At first, deep in the sway of the incredible writing done by each of these practiced community artists, I was simply agreeing with whoever's pages I was devouring at the moment. At the very beginning of her book, New Creative Community: The Art of Cultural Development, Goldbard addresses this issue in a section titled "Naming the Practice." She identifies five current terms: community arts, community animation, community-based arts, cultural work, and participatory arts projects. (Her term, Community Cultural Development, she files under this last heading.)
Goldbard chooses not to use Community Art as her key term because it can be, and has been, also "used to describe conventional arts activity based in a municipality" pg 21. Personally, although unlike Goldbard I have barely dipped a toe into this fantastic arena, this association doesn't bother me. This may be because I am approaching the field from the background of visual art and willingly associate myself with "conventional arts activity," or it could just be because I am unseasoned. I'd prefer to think that my conclusions are based on the former, but only time will tell.

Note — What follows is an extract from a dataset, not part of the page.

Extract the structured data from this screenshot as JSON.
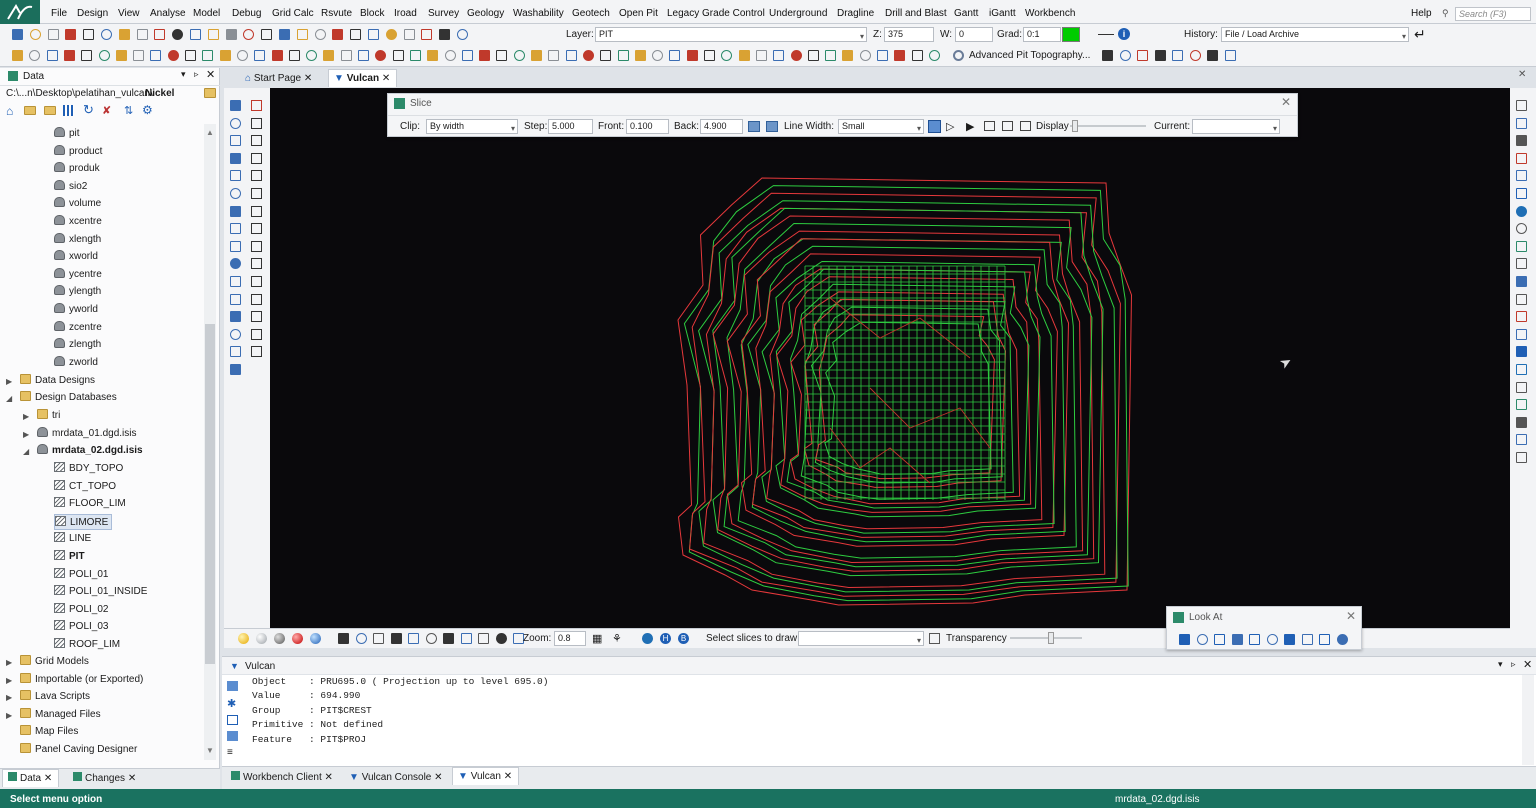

Whatever the reason, despite my early infatuation with these authors terms, the more I read the more I feel that sticking with Community Art is most appropriate for me. There's something to be said about simplicity. Even though it may not be as encompassing or accurate, Community Art is a more accessible term than something like creative community building. While the term still needs to be explained, its more immediate. What is community Art? It's art that takes place within and around the community.
For overly intellectual, abstract and theoretical thinkers (or for people pursuing graduate studies) this definition isn't enough - that premise indeed is the base of this blog. Defining a term with its components? That's not deep thinking! But for work within a community, its the right amount of thinking. (Not to say that general community members aren't or wouldn't be interested in the wonderful thinking put into the other terms). Anyone interested can delve into the more specific terms, but Community Art allows the people to take the term, field, and all that goes along with it at face value.
This is all, of course, personal opinion and interpretation coming from someone who considers herself an artist. Going from an artist to a community artist seems much more manageable than becoming a creative community builder or a community cultural developer. It also keeps the person more accepting, accessible and approachable. I'd be much more interested in talking to a Community Artist than a Community Cultural Developer, wouldn't you?